However, that may not be enough to get you down to the ballpark outside of your game time. Instead, try combining your top two motivators. If you add Experience to Stability, you might find discipline in thinking that not only do you want to keep your body healthy through exercise, you want to be part of a team and gain encouragement and guidance from the coach and other players.

As with anything, the more you practice working with your Motivation Map, the more you will get out of it. When your goal to practice baseball is supported by your reasons for wanting to play — what you hope to gain from the experience — you will feel more driven to achieve your goals. This is true with ANY goal you set for yourself. Giving yourself more than one reason to stick to one plan or the other will increase you desire to follow through.

When you use your Motivation Map to focus your attention on setting goals and making decisions in life, you are likely to get more of what you want.

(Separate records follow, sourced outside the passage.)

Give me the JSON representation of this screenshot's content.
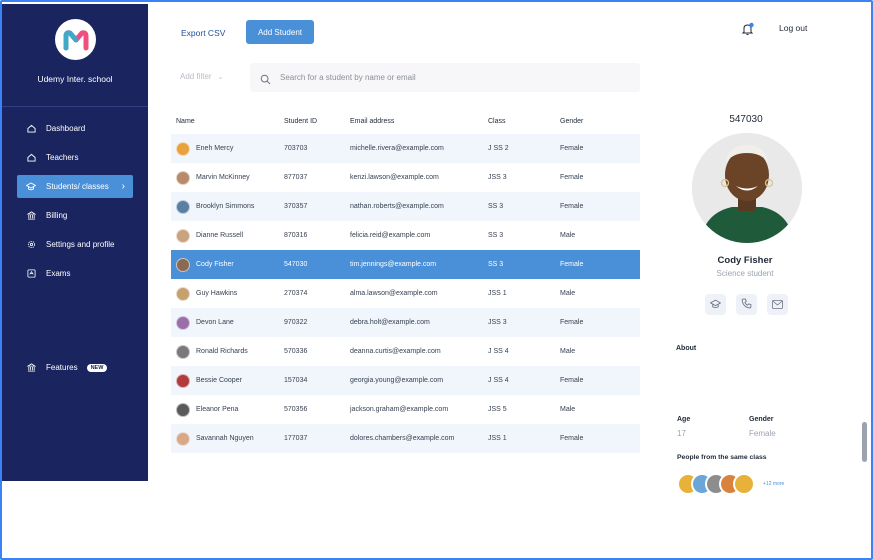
{
  "sidebar": {
    "school_name": "Udemy Inter. school",
    "items": [
      {
        "label": "Dashboard",
        "icon": "home-icon"
      },
      {
        "label": "Teachers",
        "icon": "home-icon"
      },
      {
        "label": "Students/ classes",
        "icon": "graduation-cap-icon",
        "active": true
      },
      {
        "label": "Billing",
        "icon": "bank-icon"
      },
      {
        "label": "Settings and profile",
        "icon": "gear-icon"
      },
      {
        "label": "Exams",
        "icon": "exam-icon"
      }
    ],
    "features": {
      "label": "Features",
      "badge": "NEW"
    }
  },
  "toolbar": {
    "export_label": "Export CSV",
    "add_label": "Add Student",
    "logout_label": "Log out",
    "filter_label": "Add filter",
    "search_placeholder": "Search for a student by name or email"
  },
  "table": {
    "headers": [
      "Name",
      "Student ID",
      "Email address",
      "Class",
      "Gender"
    ],
    "rows": [
      {
        "name": "Eneh Mercy",
        "id": "703703",
        "email": "michelle.rivera@example.com",
        "class": "J SS 2",
        "gender": "Female",
        "avatar": "#e9a23b"
      },
      {
        "name": "Marvin McKinney",
        "id": "877037",
        "email": "kenzi.lawson@example.com",
        "class": "JSS 3",
        "gender": "Female",
        "avatar": "#b98a6a"
      },
      {
        "name": "Brooklyn Simmons",
        "id": "370357",
        "email": "nathan.roberts@example.com",
        "class": "SS 3",
        "gender": "Female",
        "avatar": "#5b7fa3"
      },
      {
        "name": "Dianne Russell",
        "id": "870316",
        "email": "felicia.reid@example.com",
        "class": "SS 3",
        "gender": "Male",
        "avatar": "#c9a27e"
      },
      {
        "name": "Cody Fisher",
        "id": "547030",
        "email": "tim.jennings@example.com",
        "class": "SS 3",
        "gender": "Female",
        "avatar": "#8a6a52",
        "selected": true
      },
      {
        "name": "Guy Hawkins",
        "id": "270374",
        "email": "alma.lawson@example.com",
        "class": "JSS 1",
        "gender": "Male",
        "avatar": "#c7a070"
      },
      {
        "name": "Devon Lane",
        "id": "970322",
        "email": "debra.holt@example.com",
        "class": "JSS 3",
        "gender": "Female",
        "avatar": "#9a6fa8"
      },
      {
        "name": "Ronald Richards",
        "id": "570336",
        "email": "deanna.curtis@example.com",
        "class": "J SS 4",
        "gender": "Male",
        "avatar": "#7a7a7a"
      },
      {
        "name": "Bessie Cooper",
        "id": "157034",
        "email": "georgia.young@example.com",
        "class": "J SS 4",
        "gender": "Female",
        "avatar": "#b23a3a"
      },
      {
        "name": "Eleanor Pena",
        "id": "570356",
        "email": "jackson.graham@example.com",
        "class": "JSS 5",
        "gender": "Male",
        "avatar": "#5a5a5a"
      },
      {
        "name": "Savannah Nguyen",
        "id": "177037",
        "email": "dolores.chambers@example.com",
        "class": "JSS 1",
        "gender": "Female",
        "avatar": "#d8a889"
      }
    ]
  },
  "profile": {
    "student_id": "547030",
    "name": "Cody Fisher",
    "role": "Science student",
    "about_label": "About",
    "age_label": "Age",
    "age_value": "17",
    "gender_label": "Gender",
    "gender_value": "Female",
    "same_class_label": "People from the same class",
    "more_label": "+12 more",
    "classmate_colors": [
      "#e8b23a",
      "#6aa6d6",
      "#8d8d8d",
      "#d9823b",
      "#e8b23a"
    ]
  },
  "colors": {
    "sidebar_bg": "#1a2560",
    "accent": "#4a90d9",
    "row_alt": "#f1f6fd"
  }
}
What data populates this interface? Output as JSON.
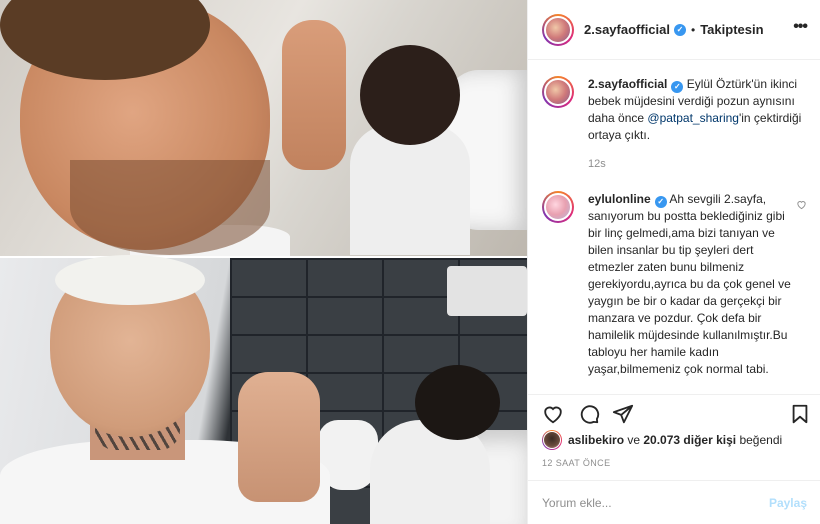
{
  "post": {
    "author": "2.sayfaofficial",
    "follow_status": "Takiptesin",
    "separator": "•",
    "more_icon": "more-horizontal-icon"
  },
  "comments": [
    {
      "user": "2.sayfaofficial",
      "text_before": " Eylül Öztürk'ün ikinci bebek müjdesini verdiği pozun aynısını daha önce ",
      "mention": "@patpat_sharing",
      "text_after": "'in çektirdiği ortaya çıktı.",
      "time": "12s"
    },
    {
      "user": "eylulonline",
      "text": " Ah sevgili 2.sayfa, sanıyorum bu postta beklediğiniz gibi bir linç gelmedi,ama bizi tanıyan ve bilen insanlar bu tip şeyleri dert etmezler zaten bunu bilmeniz gerekiyordu,ayrıca bu da çok genel ve yaygın be bir o kadar da gerçekçi bir manzara ve pozdur. Çok defa bir hamilelik müjdesinde kullanılmıştır.Bu tabloyu her hamile kadın yaşar,bilmemeniz çok normal tabi.",
      "like_icon": "heart-outline-icon"
    }
  ],
  "likes": {
    "user": "aslibekiro",
    "connector": " ve ",
    "count_text": "20.073 diğer kişi",
    "suffix": " beğendi"
  },
  "post_time": "12 SAAT ÖNCE",
  "composer": {
    "placeholder": "Yorum ekle...",
    "share_label": "Paylaş"
  },
  "verified_mark": "✓",
  "colors": {
    "accent": "#3897f0",
    "share_disabled": "#b2dffc",
    "link": "#00376b",
    "muted": "#8e8e8e"
  }
}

Interestingly enough, your Motivation Map can work backwards, too. Just as your top motivators will lead you to success, your worst scoring motivation can lead you towards failure. For that reason, it's just as critical you look at the de-motivator potential so you can learn how to avoid it in most circumstances. Remember, you can successfully tap into all the motivators in your Motivation Map. But if you're not succeeding towards a goal, you might need to make sure you're relying on the right motivator for the given circumstance.

Warning signs for de-motivators
Sometimes you have a goal that you would really like to reach, yet you keep getting off track, procrastinating, maybe even resenting the work you have to do to reach your goal. At times like these, it can be useful to check for potential de-motivators.

For example, as someone who is most motivated by Stability, your stress-level may increase if you you were playing a new card game (and didn't quite understand the rules yet), when someone at the table wanted to start playing for money. You hadn't built up any skill for this particular game, didn't really understand it, and the outcome seemed uncertain — except that you would lose money. Despite all this, you agreed to it.

Although most people would find this situation somewhat deflating, you are more likely to be turned off by it since the likelihood of meeting the goals you set out for is slim in this scenario.

The benefit in recognizing a scenario like this, however, is that now you can better weigh the consequences. Knowing that you're likely to not reach your goals, is it something worth doing anyway, or will it only lead to frustration? If you decide to move on to your next challenge, great. At least you'll know why you did. And if you decide to pursue it anyway, perhaps you can try shifting the focus of what you hope to achieve in a given scenario. Try changing your ultimate goal to something that can be achieved driven by your Key or Secondary Motivator. And if that doesn't work, you can use your new understanding of what drives you to remove de-motivating elements and give yourself a better shot at success.

Another factor that may contribute to your level of de-motivation is your rate of success or failure in attaining similar goals in the past. If you consistently succeed, you will be more confident and take on more challenging, yet still attainable, goals. If you consistently fail, you may find yourself avoiding new challenges altogether, or choosing goals that you know you will fail at, to remove the surprise of failing.

Most people fall somewhere in between these two extremes, experiencing some successes and some failures. Generally, people tend to avoid those areas that they feel less competent in and seek those areas where they have met with success in the past. However, past failures do not have to foreshadow future failures. Now that you understand what drives you and your Motivation Map, you can succeed even in areas where you have failed in the past. Just remember to make your goals consistent with your Key Motivator and use the strategies outlined in the next section.